■ **Task to complete**:
Show every line of the records below that contains the word "heading".

■ **Material for this task**:
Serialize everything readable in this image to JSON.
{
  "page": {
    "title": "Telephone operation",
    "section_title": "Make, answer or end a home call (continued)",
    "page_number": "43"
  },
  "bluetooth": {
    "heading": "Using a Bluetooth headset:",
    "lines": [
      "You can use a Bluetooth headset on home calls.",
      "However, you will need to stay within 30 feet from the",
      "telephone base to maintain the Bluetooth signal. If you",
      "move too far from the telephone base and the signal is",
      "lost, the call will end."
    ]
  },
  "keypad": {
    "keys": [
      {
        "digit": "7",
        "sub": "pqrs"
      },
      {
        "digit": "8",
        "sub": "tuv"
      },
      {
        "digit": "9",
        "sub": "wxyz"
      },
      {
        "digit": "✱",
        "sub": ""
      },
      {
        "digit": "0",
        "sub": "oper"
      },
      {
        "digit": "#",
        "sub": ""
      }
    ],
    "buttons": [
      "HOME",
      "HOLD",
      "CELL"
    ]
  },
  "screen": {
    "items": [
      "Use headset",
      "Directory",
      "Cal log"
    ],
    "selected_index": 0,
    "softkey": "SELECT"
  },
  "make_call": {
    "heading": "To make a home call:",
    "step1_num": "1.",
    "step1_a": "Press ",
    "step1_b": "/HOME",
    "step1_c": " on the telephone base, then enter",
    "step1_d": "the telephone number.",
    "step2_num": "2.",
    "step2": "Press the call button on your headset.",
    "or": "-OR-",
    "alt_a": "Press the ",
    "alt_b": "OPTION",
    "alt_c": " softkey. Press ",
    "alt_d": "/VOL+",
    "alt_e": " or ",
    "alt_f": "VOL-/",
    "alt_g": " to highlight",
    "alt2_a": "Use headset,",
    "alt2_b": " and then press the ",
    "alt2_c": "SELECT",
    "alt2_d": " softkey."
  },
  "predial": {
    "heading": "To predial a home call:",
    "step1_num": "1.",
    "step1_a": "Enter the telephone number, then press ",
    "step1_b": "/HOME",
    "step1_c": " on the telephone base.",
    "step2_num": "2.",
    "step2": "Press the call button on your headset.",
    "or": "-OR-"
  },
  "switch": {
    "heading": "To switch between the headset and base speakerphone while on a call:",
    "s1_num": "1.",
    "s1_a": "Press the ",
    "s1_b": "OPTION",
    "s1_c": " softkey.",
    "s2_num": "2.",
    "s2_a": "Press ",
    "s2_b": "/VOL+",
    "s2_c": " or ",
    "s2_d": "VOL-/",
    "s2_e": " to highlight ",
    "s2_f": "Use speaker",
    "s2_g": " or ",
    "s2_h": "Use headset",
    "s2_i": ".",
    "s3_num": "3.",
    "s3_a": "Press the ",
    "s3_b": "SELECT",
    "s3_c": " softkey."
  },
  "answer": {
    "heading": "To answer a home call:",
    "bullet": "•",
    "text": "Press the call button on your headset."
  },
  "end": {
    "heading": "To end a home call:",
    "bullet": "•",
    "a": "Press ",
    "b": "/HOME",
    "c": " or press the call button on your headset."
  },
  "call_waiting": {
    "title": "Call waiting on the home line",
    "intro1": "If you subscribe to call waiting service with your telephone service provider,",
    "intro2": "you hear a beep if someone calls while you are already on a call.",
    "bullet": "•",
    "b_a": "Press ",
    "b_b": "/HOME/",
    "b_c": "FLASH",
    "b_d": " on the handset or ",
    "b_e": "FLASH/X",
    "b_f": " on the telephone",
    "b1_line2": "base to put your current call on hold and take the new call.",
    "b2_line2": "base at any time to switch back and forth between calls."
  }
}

■ **Solved problem**:
    "heading": "Using a Bluetooth headset:",
    "heading": "To make a home call:",
    "heading": "To predial a home call:",
    "heading": "To switch between the headset and base speakerphone while on a call:",
    "heading": "To answer a home call:",
    "heading": "To end a home call:",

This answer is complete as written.